Directions for this task: Using "space" as the search string, find the matching lines below and copy them.

### Material for the task ###

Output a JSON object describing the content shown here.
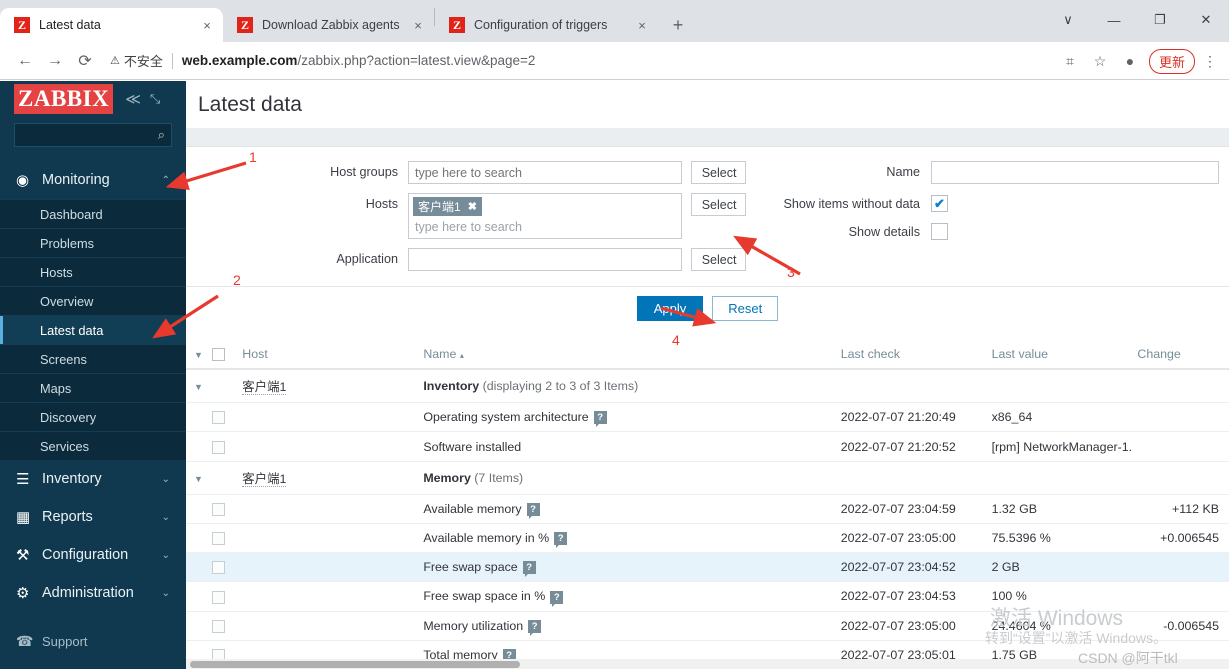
{
  "browser": {
    "tabs": [
      {
        "title": "Latest data",
        "favicon": "Z",
        "active": true,
        "close_label": "×"
      },
      {
        "title": "Download Zabbix agents",
        "favicon": "Z",
        "active": false,
        "close_label": "×"
      },
      {
        "title": "Configuration of triggers",
        "favicon": "Z",
        "active": false,
        "close_label": "×"
      }
    ],
    "new_tab_label": "+",
    "window_controls": {
      "expand": "∨",
      "minimize": "—",
      "maximize": "❐",
      "close": "✕"
    },
    "nav": {
      "back": "←",
      "forward": "→",
      "reload": "⟳"
    },
    "security": {
      "icon_label": "⚠",
      "text": "不安全"
    },
    "url": {
      "host": "web.example.com",
      "path": "/zabbix.php?action=latest.view&page=2"
    },
    "omni_right": {
      "translate": "⌗",
      "bookmark": "☆",
      "profile": "●",
      "update_label": "更新",
      "menu": "⋮"
    }
  },
  "sidebar": {
    "logo": "ZABBIX",
    "collapse_label": "≪",
    "kiosk_label": "⤡",
    "search_placeholder": "",
    "search_icon": "⌕",
    "sections": [
      {
        "label": "Monitoring",
        "icon": "◉",
        "chevron": "⌃",
        "expanded": true,
        "items": [
          {
            "label": "Dashboard",
            "selected": false
          },
          {
            "label": "Problems",
            "selected": false
          },
          {
            "label": "Hosts",
            "selected": false
          },
          {
            "label": "Overview",
            "selected": false
          },
          {
            "label": "Latest data",
            "selected": true
          },
          {
            "label": "Screens",
            "selected": false
          },
          {
            "label": "Maps",
            "selected": false
          },
          {
            "label": "Discovery",
            "selected": false
          },
          {
            "label": "Services",
            "selected": false
          }
        ]
      },
      {
        "label": "Inventory",
        "icon": "☰",
        "chevron": "⌄",
        "expanded": false,
        "items": []
      },
      {
        "label": "Reports",
        "icon": "▦",
        "chevron": "⌄",
        "expanded": false,
        "items": []
      },
      {
        "label": "Configuration",
        "icon": "⚒",
        "chevron": "⌄",
        "expanded": false,
        "items": []
      },
      {
        "label": "Administration",
        "icon": "⚙",
        "chevron": "⌄",
        "expanded": false,
        "items": []
      }
    ],
    "support": {
      "label": "Support",
      "icon": "☎"
    }
  },
  "page": {
    "title": "Latest data"
  },
  "filter": {
    "host_groups": {
      "label": "Host groups",
      "value": "",
      "placeholder": "type here to search",
      "select_label": "Select"
    },
    "hosts": {
      "label": "Hosts",
      "chip": "客户端1",
      "chip_remove": "✖",
      "placeholder": "type here to search",
      "select_label": "Select"
    },
    "application": {
      "label": "Application",
      "value": "",
      "placeholder": "",
      "select_label": "Select"
    },
    "name": {
      "label": "Name",
      "value": "",
      "placeholder": ""
    },
    "show_items_without_data": {
      "label": "Show items without data",
      "checked": true,
      "tick": "✔"
    },
    "show_details": {
      "label": "Show details",
      "checked": false,
      "tick": ""
    },
    "apply_label": "Apply",
    "reset_label": "Reset"
  },
  "table": {
    "columns": {
      "expand": "▼",
      "host": "Host",
      "name": "Name",
      "name_sort": "▴",
      "last_check": "Last check",
      "last_value": "Last value",
      "change": "Change"
    },
    "groups": [
      {
        "expand": "▼",
        "host": "客户端1",
        "app_name": "Inventory",
        "app_count": "(displaying 2 to 3 of 3 Items)",
        "rows": [
          {
            "name": "Operating system architecture",
            "has_help": true,
            "last_check": "2022-07-07 21:20:49",
            "last_value": "x86_64",
            "change": "",
            "highlight": false
          },
          {
            "name": "Software installed",
            "has_help": false,
            "last_check": "2022-07-07 21:20:52",
            "last_value": "[rpm] NetworkManager-1....",
            "change": "",
            "highlight": false
          }
        ]
      },
      {
        "expand": "▼",
        "host": "客户端1",
        "app_name": "Memory",
        "app_count": "(7 Items)",
        "rows": [
          {
            "name": "Available memory",
            "has_help": true,
            "last_check": "2022-07-07 23:04:59",
            "last_value": "1.32 GB",
            "change": "+112 KB",
            "highlight": false
          },
          {
            "name": "Available memory in %",
            "has_help": true,
            "last_check": "2022-07-07 23:05:00",
            "last_value": "75.5396 %",
            "change": "+0.006545",
            "highlight": false
          },
          {
            "name": "Free swap space",
            "has_help": true,
            "last_check": "2022-07-07 23:04:52",
            "last_value": "2 GB",
            "change": "",
            "highlight": true
          },
          {
            "name": "Free swap space in %",
            "has_help": true,
            "last_check": "2022-07-07 23:04:53",
            "last_value": "100 %",
            "change": "",
            "highlight": false
          },
          {
            "name": "Memory utilization",
            "has_help": true,
            "last_check": "2022-07-07 23:05:00",
            "last_value": "24.4604 %",
            "change": "-0.006545",
            "highlight": false
          },
          {
            "name": "Total memory",
            "has_help": true,
            "last_check": "2022-07-07 23:05:01",
            "last_value": "1.75 GB",
            "change": "",
            "highlight": false
          }
        ]
      }
    ]
  },
  "annotations": [
    {
      "id": "1",
      "label": "1"
    },
    {
      "id": "2",
      "label": "2"
    },
    {
      "id": "3",
      "label": "3"
    },
    {
      "id": "4",
      "label": "4"
    }
  ],
  "watermark": {
    "line1": "激活 Windows",
    "line2": "转到“设置”以激活 Windows。",
    "credit": "CSDN @阿干tkl"
  },
  "colors": {
    "accent": "#0275b8",
    "brand_red": "#e54343",
    "sidebar": "#10394f",
    "annotation": "#e8392e"
  }
}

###

Completed task:
            "name": "Free swap space",
            "name": "Free swap space in %",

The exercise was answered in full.